Remotely streaming software has huge advantages – it means users don’t have to worry too much about their operating system, hardware specifications, or even necessarily device form factor when they’re choosing software, and that could be very good news for the future of low-cost, modestly specced devices like Google’s Chromebooks...

Read more from the source @ http://techcrunch.com/2014/11/22/adobes-cloud-photoshop-suggests-we-may-finally-realize-the-dream-of-streamed-computing/

These Are The Only 3 Things Microsoft CEO Satya Nadella Cares About

Grazed from Fool. Author: Evan Niu.

Microsoft hosted a media event at its Redmond headquarters last week, and CEO Satya Nadella gave some key insights to investors on where his priorities lie. At a high level, the CEO only cares about three things when it comes to customer usage and the source of Microsoft's revenue. Unsurprisingly, they are Windows, Office 365, and Azure.

The big three
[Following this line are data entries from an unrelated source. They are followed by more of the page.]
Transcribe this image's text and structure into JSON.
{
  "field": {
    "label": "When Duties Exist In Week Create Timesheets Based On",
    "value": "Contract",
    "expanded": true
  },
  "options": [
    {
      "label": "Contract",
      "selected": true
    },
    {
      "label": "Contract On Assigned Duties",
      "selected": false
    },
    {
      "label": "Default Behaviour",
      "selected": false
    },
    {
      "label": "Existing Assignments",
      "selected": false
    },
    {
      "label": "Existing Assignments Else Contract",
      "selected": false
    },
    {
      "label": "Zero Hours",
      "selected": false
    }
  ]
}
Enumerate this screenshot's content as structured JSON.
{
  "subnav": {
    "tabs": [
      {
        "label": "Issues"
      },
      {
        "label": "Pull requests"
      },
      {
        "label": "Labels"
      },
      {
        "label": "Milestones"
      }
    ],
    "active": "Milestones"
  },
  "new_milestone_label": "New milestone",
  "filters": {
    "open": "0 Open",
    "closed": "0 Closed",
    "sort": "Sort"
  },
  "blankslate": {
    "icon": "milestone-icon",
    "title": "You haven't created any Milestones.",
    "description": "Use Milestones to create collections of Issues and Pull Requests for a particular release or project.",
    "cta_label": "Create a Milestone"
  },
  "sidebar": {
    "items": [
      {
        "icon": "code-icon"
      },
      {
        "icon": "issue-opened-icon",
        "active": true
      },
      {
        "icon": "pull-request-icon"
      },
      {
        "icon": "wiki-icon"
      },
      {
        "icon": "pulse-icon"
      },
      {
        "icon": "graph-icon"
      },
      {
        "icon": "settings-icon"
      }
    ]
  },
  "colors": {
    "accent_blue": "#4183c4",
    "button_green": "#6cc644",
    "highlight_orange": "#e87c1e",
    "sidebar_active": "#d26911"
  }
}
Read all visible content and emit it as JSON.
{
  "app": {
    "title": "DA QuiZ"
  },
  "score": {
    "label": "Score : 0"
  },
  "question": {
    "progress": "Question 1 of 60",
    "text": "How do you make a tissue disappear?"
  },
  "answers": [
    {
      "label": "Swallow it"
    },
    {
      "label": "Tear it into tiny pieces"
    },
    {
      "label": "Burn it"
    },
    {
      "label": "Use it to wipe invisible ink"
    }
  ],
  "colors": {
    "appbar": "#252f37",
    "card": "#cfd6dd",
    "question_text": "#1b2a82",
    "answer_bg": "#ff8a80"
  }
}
Of course, Windows and Office have long been Microsoft's two primary cash cows, followed closely by the company's server offerings. Compared to those three businesses, Azure is relatively young. With the announcement of Windows 10, Microsoft is doing away with the distinction between Windows and Windows Phone. Windows 10 will operate on all form factors, including smartphones and tablets...